What do you both do/not do that gives him this message ?
What could you do differently ?
What would he like to see change for him to feel loved and respected the same as the girls ?
It is important that all children get special one to one time with each parent to feel they are loved equally. Maybe your husband is unknowingly subconsciously favouring the girls ? To a degree this would be understandable, as they are his biological children and although step parents hate to admit it, it happens. Its not something to be ashamed of or refuse to acknowledge, better to own it and work on the relationship with that child a little more consciously . Hi step dad spending "boy" time with him might help this.
Your son, has the added burden of maybe feeling rejected by his birth dad. He may not think it consciously even but if the girls have a great relationship with their dad- he might well think where is my bio dad, why is he not in my life like the girls dad is ?
These are questions to explore with your son. It might be a little confronting for you and your husband but if you start slowly and incrementally across time it might make it less so.
Very little of our behaviours are just down to personality and bad attitude. There are always core beliefs and ongoing messages that we send to our children ( often unwittingly ) that set the status quo and are often fueled by other issues outside the family arena . They add to the mix and get in the way of harmonious relationships and getting on with our life in a positive way.
Let us know how you go !
10-17-2017 03:18 PM
First of all well done for asking for help it's a harsh world we live in. Anger issues are broken down into I'm sad, I am unhappy I don't feel listened to, nobody cares. As humans anger is an overrated word that means we are emotionally unwell. Being abandoned by our parents is harsh for a child they don't have the ability to break down the adult junk and cope. We can't manage it either so we cannot pass the tools on. Teens are hard work, their brain is the wrong way down, they can't manage their own emotional traumas on their travels. However, there are as others have suggested various avenues that you need not actually say anything just leave brochures or send emails to him. He can see you are communicating and trying without forcing him into language he may not want to hear. 6mths would feel like forever for a teen by showing you can negotiate depending on his behaviour is actually about choices, teens forget choices its black or white for them. If you can I would read about abandonment issues of each age group if you haven't already to allow yourself the opportunity to try to understand why ppl feel and act like they do. I have done this personally so my parenting crap is halved and I haven't traumatised my kids. Apparently I'm doing ok according to them.
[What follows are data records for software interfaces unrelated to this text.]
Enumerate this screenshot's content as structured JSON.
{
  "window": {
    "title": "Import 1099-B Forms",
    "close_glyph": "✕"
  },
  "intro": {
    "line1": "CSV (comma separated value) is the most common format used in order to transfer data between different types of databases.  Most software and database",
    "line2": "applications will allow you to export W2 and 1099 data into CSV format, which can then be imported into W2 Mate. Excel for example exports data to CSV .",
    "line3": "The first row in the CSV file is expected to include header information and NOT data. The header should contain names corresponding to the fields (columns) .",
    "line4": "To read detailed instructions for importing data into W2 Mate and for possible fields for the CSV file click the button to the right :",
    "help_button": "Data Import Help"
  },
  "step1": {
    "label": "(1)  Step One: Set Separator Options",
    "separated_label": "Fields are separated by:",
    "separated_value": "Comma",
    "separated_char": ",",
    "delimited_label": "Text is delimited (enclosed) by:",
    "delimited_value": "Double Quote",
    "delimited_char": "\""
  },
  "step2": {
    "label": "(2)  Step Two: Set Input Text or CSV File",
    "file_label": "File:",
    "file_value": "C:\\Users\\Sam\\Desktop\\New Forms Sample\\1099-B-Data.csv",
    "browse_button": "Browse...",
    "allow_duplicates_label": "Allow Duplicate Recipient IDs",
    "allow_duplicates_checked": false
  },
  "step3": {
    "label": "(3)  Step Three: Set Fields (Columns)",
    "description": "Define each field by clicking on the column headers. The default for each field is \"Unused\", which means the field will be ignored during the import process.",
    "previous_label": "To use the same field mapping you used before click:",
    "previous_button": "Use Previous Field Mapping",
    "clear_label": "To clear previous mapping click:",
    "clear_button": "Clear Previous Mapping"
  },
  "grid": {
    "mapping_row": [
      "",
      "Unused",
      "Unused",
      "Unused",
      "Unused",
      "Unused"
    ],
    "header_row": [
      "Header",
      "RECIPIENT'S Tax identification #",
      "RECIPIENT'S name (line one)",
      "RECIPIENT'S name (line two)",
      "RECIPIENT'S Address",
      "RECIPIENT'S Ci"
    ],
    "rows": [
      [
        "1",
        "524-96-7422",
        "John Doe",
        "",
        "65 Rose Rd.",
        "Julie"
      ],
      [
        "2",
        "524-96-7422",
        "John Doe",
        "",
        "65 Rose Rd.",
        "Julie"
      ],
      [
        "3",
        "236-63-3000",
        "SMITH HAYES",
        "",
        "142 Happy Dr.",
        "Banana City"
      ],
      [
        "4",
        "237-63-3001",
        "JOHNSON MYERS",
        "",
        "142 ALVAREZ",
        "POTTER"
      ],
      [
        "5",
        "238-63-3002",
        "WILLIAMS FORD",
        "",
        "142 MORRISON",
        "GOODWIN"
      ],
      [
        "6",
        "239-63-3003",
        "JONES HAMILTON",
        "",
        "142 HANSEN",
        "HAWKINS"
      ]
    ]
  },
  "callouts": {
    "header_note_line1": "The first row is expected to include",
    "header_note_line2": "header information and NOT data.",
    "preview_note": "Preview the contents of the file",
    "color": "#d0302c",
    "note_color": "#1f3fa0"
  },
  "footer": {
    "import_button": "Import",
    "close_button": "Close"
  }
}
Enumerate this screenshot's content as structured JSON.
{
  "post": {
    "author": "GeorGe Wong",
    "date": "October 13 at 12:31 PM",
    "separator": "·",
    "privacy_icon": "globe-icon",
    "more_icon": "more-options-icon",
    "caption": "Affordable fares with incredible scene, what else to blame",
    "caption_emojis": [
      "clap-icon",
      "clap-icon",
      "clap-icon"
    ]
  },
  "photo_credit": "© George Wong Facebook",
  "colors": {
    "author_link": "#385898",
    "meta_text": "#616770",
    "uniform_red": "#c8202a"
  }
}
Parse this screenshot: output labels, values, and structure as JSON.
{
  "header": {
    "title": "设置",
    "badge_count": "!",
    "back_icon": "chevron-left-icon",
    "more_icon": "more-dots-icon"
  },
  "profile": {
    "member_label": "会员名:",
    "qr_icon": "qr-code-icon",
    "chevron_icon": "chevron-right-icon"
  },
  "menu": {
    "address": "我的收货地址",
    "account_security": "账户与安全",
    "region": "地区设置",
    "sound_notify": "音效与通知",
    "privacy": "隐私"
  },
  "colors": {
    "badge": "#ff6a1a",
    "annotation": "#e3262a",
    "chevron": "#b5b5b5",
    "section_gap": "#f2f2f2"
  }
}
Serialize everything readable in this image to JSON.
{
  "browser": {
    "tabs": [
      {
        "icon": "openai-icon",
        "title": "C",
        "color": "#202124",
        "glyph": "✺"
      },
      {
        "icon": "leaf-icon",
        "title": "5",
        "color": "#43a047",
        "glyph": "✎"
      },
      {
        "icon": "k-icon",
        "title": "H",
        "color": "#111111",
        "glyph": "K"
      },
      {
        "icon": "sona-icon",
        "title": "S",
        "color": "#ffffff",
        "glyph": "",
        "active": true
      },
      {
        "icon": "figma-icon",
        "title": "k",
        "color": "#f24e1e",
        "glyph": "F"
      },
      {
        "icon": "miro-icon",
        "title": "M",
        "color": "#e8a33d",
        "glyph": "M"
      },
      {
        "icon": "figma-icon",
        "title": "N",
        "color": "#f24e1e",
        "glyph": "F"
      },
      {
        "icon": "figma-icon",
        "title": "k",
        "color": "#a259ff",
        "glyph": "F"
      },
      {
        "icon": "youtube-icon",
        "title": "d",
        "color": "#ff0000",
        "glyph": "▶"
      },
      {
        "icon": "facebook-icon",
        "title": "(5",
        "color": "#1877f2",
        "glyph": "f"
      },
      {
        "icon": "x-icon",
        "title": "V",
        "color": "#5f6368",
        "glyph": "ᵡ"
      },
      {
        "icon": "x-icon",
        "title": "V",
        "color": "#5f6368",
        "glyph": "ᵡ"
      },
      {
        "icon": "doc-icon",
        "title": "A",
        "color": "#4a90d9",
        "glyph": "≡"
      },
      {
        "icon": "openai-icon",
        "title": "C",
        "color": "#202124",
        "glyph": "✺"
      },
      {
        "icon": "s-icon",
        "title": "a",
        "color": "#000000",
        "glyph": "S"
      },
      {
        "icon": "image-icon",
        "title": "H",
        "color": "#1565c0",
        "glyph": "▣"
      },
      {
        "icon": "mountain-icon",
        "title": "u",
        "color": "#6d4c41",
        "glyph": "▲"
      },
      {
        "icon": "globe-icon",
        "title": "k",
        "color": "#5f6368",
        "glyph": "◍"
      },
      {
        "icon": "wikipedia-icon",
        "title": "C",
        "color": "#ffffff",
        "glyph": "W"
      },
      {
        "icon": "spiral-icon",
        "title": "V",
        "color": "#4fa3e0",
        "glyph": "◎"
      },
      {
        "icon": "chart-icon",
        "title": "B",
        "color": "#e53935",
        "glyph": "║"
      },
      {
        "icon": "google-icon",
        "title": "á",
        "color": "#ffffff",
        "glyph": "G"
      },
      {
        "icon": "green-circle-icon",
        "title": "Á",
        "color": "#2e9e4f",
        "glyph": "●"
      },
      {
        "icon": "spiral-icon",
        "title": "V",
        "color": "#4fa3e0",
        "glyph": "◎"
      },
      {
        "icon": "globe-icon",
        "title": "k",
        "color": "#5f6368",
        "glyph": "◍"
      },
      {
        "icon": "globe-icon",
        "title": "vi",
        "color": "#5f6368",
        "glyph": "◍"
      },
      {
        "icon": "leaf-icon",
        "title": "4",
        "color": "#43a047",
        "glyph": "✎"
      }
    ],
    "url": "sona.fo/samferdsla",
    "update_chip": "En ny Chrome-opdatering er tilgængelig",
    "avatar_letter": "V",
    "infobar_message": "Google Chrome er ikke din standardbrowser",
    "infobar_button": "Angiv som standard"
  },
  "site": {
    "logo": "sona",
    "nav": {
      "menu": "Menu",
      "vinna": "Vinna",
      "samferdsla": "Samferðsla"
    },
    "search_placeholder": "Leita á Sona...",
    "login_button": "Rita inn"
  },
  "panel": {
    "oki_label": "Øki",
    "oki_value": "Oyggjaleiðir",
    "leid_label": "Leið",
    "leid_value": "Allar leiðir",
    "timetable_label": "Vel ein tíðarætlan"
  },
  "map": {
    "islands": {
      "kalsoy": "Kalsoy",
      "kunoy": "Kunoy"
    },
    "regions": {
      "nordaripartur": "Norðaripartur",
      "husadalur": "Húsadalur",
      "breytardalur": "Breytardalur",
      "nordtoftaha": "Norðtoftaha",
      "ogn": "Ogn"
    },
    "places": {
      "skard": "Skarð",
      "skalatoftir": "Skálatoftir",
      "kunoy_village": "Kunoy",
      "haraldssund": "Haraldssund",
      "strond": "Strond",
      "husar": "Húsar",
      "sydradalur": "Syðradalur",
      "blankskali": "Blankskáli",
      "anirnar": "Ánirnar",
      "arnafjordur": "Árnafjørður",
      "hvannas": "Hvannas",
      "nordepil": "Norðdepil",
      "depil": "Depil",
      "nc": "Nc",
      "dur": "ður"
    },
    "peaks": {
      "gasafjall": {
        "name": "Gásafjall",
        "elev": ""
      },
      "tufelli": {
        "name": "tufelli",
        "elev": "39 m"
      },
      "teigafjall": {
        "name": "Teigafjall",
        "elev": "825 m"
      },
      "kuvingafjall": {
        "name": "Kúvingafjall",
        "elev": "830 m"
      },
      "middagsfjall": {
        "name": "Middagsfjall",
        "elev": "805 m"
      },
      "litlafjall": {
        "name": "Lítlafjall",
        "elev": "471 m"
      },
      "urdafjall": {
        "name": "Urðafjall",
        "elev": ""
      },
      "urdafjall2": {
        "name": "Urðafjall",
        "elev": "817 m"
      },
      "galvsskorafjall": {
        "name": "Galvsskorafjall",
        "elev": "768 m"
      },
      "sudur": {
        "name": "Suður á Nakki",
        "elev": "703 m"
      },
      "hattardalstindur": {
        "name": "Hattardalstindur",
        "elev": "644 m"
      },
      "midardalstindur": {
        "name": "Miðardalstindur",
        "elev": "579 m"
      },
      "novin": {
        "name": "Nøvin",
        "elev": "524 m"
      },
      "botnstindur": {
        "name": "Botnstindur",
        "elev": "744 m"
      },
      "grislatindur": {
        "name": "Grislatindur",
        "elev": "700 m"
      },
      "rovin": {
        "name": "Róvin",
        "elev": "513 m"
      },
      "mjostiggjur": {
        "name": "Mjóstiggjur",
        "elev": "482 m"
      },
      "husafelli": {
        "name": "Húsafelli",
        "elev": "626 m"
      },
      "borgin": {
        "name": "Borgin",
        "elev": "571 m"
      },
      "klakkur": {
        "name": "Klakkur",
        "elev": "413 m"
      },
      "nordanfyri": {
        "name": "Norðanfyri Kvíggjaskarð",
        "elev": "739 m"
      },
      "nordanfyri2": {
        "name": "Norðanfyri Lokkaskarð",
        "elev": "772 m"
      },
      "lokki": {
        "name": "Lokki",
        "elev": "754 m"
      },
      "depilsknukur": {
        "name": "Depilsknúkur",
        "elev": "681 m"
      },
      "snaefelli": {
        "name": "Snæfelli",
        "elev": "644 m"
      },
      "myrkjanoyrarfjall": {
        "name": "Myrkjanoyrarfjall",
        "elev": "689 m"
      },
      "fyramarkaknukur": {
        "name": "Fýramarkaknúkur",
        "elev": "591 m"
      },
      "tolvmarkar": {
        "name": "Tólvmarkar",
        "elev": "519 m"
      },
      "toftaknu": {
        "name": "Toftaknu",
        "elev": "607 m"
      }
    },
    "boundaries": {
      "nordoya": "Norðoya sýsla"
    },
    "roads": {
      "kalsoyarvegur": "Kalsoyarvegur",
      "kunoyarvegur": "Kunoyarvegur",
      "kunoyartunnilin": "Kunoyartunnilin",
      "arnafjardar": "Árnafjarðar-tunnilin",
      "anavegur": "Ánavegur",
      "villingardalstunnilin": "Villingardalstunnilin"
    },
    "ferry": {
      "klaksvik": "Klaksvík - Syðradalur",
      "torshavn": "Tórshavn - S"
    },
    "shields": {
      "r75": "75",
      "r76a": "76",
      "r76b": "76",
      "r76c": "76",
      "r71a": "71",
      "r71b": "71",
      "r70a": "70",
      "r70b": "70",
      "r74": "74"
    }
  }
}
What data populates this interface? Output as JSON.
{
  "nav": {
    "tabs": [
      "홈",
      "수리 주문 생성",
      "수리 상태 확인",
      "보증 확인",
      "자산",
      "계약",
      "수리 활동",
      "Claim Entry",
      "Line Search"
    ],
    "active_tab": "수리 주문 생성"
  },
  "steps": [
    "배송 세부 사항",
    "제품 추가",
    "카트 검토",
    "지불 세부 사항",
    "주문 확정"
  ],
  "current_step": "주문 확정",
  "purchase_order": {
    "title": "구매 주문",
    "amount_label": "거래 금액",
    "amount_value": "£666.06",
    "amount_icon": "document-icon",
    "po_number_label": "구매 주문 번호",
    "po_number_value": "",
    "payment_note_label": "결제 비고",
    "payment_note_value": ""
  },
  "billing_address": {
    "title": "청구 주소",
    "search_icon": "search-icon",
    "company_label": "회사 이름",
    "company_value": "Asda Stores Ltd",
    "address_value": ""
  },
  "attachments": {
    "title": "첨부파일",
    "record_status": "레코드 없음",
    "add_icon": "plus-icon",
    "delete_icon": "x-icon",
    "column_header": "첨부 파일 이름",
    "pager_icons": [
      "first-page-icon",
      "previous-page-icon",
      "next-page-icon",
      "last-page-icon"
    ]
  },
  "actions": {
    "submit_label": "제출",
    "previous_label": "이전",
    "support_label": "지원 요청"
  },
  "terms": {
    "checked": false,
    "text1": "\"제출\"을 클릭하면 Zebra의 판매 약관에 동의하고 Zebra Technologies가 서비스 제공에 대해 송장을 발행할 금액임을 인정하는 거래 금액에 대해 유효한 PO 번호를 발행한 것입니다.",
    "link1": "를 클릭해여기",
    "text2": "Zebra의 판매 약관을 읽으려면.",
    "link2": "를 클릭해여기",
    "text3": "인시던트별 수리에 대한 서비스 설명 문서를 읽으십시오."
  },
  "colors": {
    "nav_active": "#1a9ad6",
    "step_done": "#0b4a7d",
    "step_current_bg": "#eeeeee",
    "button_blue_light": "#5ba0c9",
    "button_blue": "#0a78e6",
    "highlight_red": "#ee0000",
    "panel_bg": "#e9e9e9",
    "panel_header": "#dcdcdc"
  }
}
Listening to teens when they actually want to talk (which they do but we know nothing) there can be long sentences but only a few keyword. I will be doing something ignoring their garbage until I hear particular words or tones, I say hey hang on say that again and listen to the really important thing I need to know. I have a SN teen who can see the words in her head but she cannot get them out and for teens frustration ends up going around inside their head and making life worse than it actually is. It is difficult but these years too, shall pass. Just keep breathing, you are stronger than you think you are.
10-18-2017 02:28 AM
Hey @Lily17, great to see you! Your post grabbed my attention around the abandonment by one parent issue, which is very real for some kids, including mine. I'm wondering if you'd like to start a topic on it, as I'm sure it's an issue many parents are dealing with for various reasons?
Something to maybe explore @Lou2017?